Each program offers a 90-10 model—students are taught in the target language 90 percent of the time and English 10 percent of the time. As the students advance in grade levels, the percentages change until they reach a balanced 50-50 split, which generally occurs toward the latter part of elementary school.

Participating in either of these programs creates tremendous benefits in the lives of our students. In Downey Unified School District, we strive to promote values reflective of our own culture as well as those of others, all while helping students to develop and demonstrate appreciation for diversity. One difference in this regard, however, is that the IB program places a stronger focus on international mindedness as well as developing student agency.

While each program utilizes cognitively guided instruction in math and a comprehensive approach to building biliteracy—such as reading aloud, shared reading, guided reading, and phonics—the general teaching styles are not the same. Our dual-language program follows rigorous instructional units, based on common core standards, taught in a discipline-specific blocked schedule in which certain time is allotted for each discipline all of which are instructed separately from one another.

The IB dual-language program, however, follows the International Baccalaureate framework that is concept-driven and specifically focuses on finding connections and allowing students to inquire and investigate through a transdisciplinary approach to learning. Essentially, they become integral instigators of their own learning. Rather than solely honing in on the particular subject matters themselves, each lesson dynamically ties together in order to ensure that students make connections and transfer knowledge in different contexts.
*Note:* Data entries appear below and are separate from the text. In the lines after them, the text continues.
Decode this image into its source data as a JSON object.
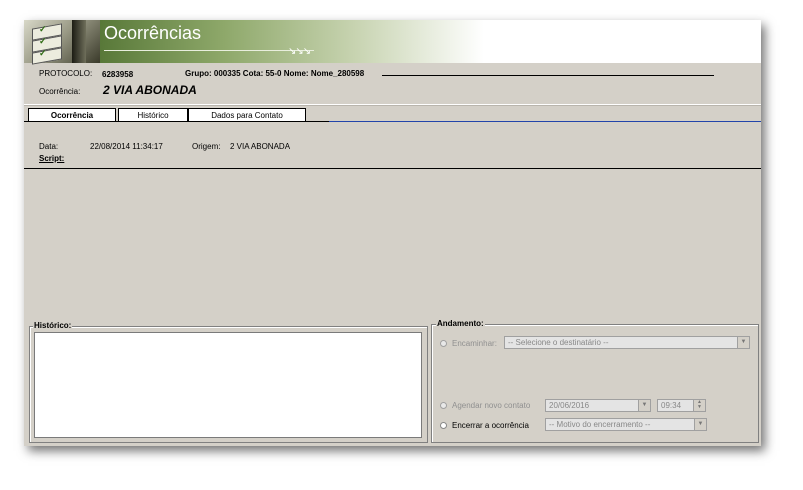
{
  "header": {
    "title": "Ocorrências",
    "arrows": "↘↘↘"
  },
  "info": {
    "protocolo_label": "PROTOCOLO:",
    "protocolo_value": "6283958",
    "grupo_text": "Grupo: 000335 Cota: 55-0 Nome: Nome_280598",
    "ocorrencia_label": "Ocorrência:",
    "ocorrencia_value": "2 VIA ABONADA"
  },
  "tabs": [
    {
      "label": "Ocorrência",
      "active": true
    },
    {
      "label": "Histórico",
      "active": false
    },
    {
      "label": "Dados para Contato",
      "active": false
    }
  ],
  "details": {
    "data_label": "Data:",
    "data_value": "22/08/2014 11:34:17",
    "origem_label": "Origem:",
    "origem_value": "2 VIA ABONADA",
    "script_label": "Script:"
  },
  "historico": {
    "label": "Histórico:"
  },
  "andamento": {
    "label": "Andamento:",
    "encaminhar_label": "Encaminhar:",
    "destinatario_placeholder": "-- Selecione o destinatário --",
    "agendar_label": "Agendar novo contato",
    "agendar_date": "20/06/2016",
    "agendar_time": "09:34",
    "encerrar_label": "Encerrar a ocorrência",
    "motivo_placeholder": "-- Motivo do encerramento --"
  }
}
There is no use of blocked scheduling, and the use of inquiry-based lessons allows students to guide the lessons and create their own unique moments of learning. Though the IB program offers such diverse features, through its six interdisciplinary themes, it continues to follow the rigorous content standards set forth by the California Department of Education. Visit our page to learn more about IB.

Regardless of which program a student opts to follow, he or she will be exposed to beneficial cultural experiences and an academic curriculum that will allow them not only to communicate in two languages but also to further understand and appreciate backgrounds and lifestyles different from their own.